A number of our challenges are rooted in policy. By using the technology side as a laboratory, we’re able to make very discrete, targeted policy recommendations to reduce barriers to innovation and improve U.S. competitiveness. If we can identify which policy, which law, which process, which office is consistently hindering innovative solutions, then we can arm the congressional staffers with that information. There’s a huge appetite on the part of the lawmaker community to have that.

What do you hope to achieve in year one, and what do you hope to achieve by year five? 

In year one, we’re building linkages. We’ve started by mapping the environment of startups: R&D organizations, innovations cells, the incubators, the investors. The second half of this year will be spent establishing the linkages within national security agencies and getting the policy side kicked off. We’re also developing a curriculum for the summer that is intended to bring together mid-career leaders from national security operational agencies plus lawmakers and the business community, to provide them some leveling in innovation and national security. 

We have spent a lot of time looking at objective, meaningful metrics for success so that when we get to year five, we know whether we should continue this or close it down. By year five, my sense is that we will have been successful if we have helped get a number of meaningful solutions deployed, especially solutions that meet more than one national security need and that are commercially viable, and helped young companies get the type of investment they need to succeed.

It sounds ambitious. 

It is.

Why do you think Catalyst will succeed?
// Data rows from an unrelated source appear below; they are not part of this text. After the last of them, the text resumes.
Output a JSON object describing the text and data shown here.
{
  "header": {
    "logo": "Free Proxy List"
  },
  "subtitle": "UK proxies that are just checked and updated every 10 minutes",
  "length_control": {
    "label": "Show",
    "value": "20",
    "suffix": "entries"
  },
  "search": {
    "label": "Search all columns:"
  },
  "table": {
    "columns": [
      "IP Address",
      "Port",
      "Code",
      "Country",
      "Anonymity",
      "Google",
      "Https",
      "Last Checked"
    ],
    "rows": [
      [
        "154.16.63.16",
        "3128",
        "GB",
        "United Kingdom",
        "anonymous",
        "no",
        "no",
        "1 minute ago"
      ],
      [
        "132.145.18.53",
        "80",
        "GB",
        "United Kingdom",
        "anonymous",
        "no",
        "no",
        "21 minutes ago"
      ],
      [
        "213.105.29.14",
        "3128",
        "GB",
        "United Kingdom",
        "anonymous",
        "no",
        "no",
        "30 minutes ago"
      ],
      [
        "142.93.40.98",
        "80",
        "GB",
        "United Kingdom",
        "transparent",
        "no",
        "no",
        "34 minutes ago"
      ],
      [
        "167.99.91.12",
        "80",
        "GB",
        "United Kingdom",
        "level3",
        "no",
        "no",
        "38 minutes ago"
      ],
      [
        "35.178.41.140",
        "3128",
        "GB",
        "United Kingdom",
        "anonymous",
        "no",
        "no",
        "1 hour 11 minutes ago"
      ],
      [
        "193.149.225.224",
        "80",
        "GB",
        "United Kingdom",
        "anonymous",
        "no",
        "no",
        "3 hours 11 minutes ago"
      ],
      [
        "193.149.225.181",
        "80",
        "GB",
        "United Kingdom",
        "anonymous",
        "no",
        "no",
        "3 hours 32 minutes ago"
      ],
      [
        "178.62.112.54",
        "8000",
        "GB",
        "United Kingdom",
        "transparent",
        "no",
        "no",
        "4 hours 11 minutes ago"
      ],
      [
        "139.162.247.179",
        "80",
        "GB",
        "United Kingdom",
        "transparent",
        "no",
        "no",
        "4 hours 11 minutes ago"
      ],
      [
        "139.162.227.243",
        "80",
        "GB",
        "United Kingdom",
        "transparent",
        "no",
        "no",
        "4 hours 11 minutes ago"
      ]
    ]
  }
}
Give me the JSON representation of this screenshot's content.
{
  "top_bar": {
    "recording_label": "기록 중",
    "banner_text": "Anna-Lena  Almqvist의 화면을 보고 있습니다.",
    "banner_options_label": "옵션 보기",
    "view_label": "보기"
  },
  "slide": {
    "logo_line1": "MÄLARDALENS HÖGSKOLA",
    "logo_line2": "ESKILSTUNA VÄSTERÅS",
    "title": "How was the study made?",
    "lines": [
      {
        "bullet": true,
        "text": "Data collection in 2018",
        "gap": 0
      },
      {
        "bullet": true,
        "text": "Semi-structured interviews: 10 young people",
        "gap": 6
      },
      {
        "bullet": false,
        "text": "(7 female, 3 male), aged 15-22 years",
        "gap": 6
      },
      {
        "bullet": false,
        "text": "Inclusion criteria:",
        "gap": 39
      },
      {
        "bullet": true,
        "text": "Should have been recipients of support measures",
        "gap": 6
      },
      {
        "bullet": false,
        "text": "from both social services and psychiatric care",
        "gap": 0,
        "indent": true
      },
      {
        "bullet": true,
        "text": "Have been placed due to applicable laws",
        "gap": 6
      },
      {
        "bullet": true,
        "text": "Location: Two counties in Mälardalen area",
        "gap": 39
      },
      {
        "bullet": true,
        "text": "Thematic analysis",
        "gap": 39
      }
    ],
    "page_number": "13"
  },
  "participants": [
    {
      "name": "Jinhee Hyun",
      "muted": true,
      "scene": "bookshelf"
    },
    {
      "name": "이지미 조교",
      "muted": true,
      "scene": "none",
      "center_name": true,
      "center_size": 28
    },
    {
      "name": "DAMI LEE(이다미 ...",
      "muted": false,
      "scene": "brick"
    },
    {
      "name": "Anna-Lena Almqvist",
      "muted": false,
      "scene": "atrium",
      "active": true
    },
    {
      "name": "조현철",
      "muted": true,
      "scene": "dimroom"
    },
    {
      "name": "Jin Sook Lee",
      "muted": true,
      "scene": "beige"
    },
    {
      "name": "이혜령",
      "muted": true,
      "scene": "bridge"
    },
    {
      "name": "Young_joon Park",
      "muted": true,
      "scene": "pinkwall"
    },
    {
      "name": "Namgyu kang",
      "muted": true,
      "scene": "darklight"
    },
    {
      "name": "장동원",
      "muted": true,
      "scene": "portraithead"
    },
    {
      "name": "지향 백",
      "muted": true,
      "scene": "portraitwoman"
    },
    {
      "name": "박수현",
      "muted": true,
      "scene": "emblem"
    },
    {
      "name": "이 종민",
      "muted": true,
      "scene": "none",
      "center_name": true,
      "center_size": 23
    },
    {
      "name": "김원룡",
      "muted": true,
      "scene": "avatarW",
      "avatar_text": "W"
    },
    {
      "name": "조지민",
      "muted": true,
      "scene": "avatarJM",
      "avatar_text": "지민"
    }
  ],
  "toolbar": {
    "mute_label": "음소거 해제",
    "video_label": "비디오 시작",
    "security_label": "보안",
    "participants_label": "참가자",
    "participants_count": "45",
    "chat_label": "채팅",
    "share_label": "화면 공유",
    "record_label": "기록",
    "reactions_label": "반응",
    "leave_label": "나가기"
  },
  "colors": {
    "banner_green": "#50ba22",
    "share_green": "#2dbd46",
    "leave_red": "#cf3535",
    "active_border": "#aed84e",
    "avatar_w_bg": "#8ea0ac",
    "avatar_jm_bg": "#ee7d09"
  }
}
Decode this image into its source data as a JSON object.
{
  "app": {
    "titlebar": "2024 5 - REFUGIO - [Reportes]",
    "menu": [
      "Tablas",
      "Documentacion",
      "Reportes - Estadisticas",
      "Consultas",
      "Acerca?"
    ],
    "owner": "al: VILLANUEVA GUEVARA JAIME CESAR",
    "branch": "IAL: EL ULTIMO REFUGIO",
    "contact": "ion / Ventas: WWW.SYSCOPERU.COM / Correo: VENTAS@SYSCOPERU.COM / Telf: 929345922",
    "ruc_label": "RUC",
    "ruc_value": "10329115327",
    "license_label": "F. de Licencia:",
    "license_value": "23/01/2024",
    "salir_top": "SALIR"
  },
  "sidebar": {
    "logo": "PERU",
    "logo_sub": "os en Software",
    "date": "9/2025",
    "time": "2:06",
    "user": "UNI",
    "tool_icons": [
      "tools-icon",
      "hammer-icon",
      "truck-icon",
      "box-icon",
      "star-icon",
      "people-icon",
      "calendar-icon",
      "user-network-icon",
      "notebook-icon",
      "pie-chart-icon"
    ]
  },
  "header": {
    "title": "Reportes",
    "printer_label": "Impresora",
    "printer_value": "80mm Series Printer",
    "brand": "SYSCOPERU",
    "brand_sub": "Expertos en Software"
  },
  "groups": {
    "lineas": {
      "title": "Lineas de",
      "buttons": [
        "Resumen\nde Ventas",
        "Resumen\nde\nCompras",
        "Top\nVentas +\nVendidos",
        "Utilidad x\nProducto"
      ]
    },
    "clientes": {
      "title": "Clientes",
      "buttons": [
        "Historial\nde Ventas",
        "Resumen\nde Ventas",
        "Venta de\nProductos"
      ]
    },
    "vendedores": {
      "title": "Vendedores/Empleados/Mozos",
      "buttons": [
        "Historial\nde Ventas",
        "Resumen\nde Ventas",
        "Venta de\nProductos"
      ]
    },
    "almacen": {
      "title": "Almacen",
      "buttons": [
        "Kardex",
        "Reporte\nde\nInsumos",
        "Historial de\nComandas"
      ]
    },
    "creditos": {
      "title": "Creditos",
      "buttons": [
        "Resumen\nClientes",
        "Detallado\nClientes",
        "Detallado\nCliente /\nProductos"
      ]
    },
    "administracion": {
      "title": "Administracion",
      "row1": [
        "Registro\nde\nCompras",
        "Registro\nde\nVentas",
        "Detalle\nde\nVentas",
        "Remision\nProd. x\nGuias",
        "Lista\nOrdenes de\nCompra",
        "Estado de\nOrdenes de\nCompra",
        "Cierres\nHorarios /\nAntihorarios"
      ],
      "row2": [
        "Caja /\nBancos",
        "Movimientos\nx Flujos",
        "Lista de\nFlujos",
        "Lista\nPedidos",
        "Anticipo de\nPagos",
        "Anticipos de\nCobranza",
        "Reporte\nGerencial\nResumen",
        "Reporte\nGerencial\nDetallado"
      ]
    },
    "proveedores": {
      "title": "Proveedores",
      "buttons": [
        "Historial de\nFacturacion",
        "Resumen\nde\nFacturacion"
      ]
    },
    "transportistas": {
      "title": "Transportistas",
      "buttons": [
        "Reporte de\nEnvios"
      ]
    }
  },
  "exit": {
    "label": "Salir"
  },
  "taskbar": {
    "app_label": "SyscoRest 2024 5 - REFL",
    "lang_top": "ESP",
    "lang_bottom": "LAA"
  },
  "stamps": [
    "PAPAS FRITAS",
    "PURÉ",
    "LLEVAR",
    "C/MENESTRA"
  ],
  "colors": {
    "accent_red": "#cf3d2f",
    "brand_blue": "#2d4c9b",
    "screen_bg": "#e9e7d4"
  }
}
I’m an optimist so I think the world is ultimately healthier, wealthier, and safer than it has probably ever been, and provided we don’t have any colossal screw-ups, that trajectory seems likely to continue. But there’s going to be a much higher demand on the system for innovation and rapid adaptation as well as resilience. There’s an appetite for this among national security agencies, and real willingness to find new ways of working together. What’s needed is a group to bring the communities together, and Catalyst—with our long and deep network among business, government, and the academy, is really well-positioned to do that.